> Supplied data
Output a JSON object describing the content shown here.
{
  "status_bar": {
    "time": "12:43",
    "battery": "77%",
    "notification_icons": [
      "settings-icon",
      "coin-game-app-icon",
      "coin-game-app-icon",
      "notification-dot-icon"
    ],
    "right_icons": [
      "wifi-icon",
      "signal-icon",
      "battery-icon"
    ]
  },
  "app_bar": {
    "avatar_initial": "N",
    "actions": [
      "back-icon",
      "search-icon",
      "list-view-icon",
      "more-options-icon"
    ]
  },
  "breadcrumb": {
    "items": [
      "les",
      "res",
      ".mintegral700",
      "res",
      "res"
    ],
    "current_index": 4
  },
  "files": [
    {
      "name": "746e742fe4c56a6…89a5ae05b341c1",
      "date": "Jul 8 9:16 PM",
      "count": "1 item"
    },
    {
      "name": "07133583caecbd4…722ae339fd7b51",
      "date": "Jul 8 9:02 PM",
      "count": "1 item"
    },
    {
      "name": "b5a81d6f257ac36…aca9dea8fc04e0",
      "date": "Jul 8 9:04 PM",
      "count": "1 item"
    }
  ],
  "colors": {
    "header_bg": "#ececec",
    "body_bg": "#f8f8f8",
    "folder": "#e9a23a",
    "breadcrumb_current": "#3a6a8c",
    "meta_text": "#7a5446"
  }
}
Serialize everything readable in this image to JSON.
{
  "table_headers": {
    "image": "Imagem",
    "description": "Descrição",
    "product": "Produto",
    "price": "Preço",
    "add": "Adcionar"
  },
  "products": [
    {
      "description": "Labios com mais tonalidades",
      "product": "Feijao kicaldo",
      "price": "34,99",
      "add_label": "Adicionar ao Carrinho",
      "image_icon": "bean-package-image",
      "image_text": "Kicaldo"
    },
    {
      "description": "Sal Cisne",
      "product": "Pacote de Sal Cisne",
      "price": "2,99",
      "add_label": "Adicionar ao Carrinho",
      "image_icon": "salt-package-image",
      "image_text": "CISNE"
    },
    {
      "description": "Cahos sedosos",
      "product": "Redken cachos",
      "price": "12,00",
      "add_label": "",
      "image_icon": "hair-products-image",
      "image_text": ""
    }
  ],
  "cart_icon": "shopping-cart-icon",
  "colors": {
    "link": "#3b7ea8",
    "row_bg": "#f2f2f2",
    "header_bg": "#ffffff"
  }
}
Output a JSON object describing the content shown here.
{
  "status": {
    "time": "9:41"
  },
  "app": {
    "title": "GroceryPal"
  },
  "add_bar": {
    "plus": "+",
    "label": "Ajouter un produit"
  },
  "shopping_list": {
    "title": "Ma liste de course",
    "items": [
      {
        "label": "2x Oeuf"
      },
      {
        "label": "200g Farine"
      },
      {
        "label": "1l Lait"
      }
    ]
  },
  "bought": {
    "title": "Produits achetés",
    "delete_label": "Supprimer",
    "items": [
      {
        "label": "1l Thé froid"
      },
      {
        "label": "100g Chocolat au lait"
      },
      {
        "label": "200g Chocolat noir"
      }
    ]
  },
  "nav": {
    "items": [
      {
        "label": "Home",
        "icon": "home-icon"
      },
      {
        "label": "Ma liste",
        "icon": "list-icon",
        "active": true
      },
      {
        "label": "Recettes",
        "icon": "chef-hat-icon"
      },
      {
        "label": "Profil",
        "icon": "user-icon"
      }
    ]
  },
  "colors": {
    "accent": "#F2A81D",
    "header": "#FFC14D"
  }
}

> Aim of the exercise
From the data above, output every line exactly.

> Response
Output a JSON object describing the content shown here.
{
  "status_bar": {
    "time": "12:43",
    "battery": "77%",
    "notification_icons": [
      "settings-icon",
      "coin-game-app-icon",
      "coin-game-app-icon",
      "notification-dot-icon"
    ],
    "right_icons": [
      "wifi-icon",
      "signal-icon",
      "battery-icon"
    ]
  },
  "app_bar": {
    "avatar_initial": "N",
    "actions": [
      "back-icon",
      "search-icon",
      "list-view-icon",
      "more-options-icon"
    ]
  },
  "breadcrumb": {
    "items": [
      "les",
      "res",
      ".mintegral700",
      "res",
      "res"
    ],
    "current_index": 4
  },
  "files": [
    {
      "name": "746e742fe4c56a6…89a5ae05b341c1",
      "date": "Jul 8 9:16 PM",
      "count": "1 item"
    },
    {
      "name": "07133583caecbd4…722ae339fd7b51",
      "date": "Jul 8 9:02 PM",
      "count": "1 item"
    },
    {
      "name": "b5a81d6f257ac36…aca9dea8fc04e0",
      "date": "Jul 8 9:04 PM",
      "count": "1 item"
    }
  ],
  "colors": {
    "header_bg": "#ececec",
    "body_bg": "#f8f8f8",
    "folder": "#e9a23a",
    "breadcrumb_current": "#3a6a8c",
    "meta_text": "#7a5446"
  }
}
Serialize everything readable in this image to JSON.
{
  "table_headers": {
    "image": "Imagem",
    "description": "Descrição",
    "product": "Produto",
    "price": "Preço",
    "add": "Adcionar"
  },
  "products": [
    {
      "description": "Labios com mais tonalidades",
      "product": "Feijao kicaldo",
      "price": "34,99",
      "add_label": "Adicionar ao Carrinho",
      "image_icon": "bean-package-image",
      "image_text": "Kicaldo"
    },
    {
      "description": "Sal Cisne",
      "product": "Pacote de Sal Cisne",
      "price": "2,99",
      "add_label": "Adicionar ao Carrinho",
      "image_icon": "salt-package-image",
      "image_text": "CISNE"
    },
    {
      "description": "Cahos sedosos",
      "product": "Redken cachos",
      "price": "12,00",
      "add_label": "",
      "image_icon": "hair-products-image",
      "image_text": ""
    }
  ],
  "cart_icon": "shopping-cart-icon",
  "colors": {
    "link": "#3b7ea8",
    "row_bg": "#f2f2f2",
    "header_bg": "#ffffff"
  }
}
Output a JSON object describing the content shown here.
{
  "status": {
    "time": "9:41"
  },
  "app": {
    "title": "GroceryPal"
  },
  "add_bar": {
    "plus": "+",
    "label": "Ajouter un produit"
  },
  "shopping_list": {
    "title": "Ma liste de course",
    "items": [
      {
        "label": "2x Oeuf"
      },
      {
        "label": "200g Farine"
      },
      {
        "label": "1l Lait"
      }
    ]
  },
  "bought": {
    "title": "Produits achetés",
    "delete_label": "Supprimer",
    "items": [
      {
        "label": "1l Thé froid"
      },
      {
        "label": "100g Chocolat au lait"
      },
      {
        "label": "200g Chocolat noir"
      }
    ]
  },
  "nav": {
    "items": [
      {
        "label": "Home",
        "icon": "home-icon"
      },
      {
        "label": "Ma liste",
        "icon": "list-icon",
        "active": true
      },
      {
        "label": "Recettes",
        "icon": "chef-hat-icon"
      },
      {
        "label": "Profil",
        "icon": "user-icon"
      }
    ]
  },
  "colors": {
    "accent": "#F2A81D",
    "header": "#FFC14D"
  }
}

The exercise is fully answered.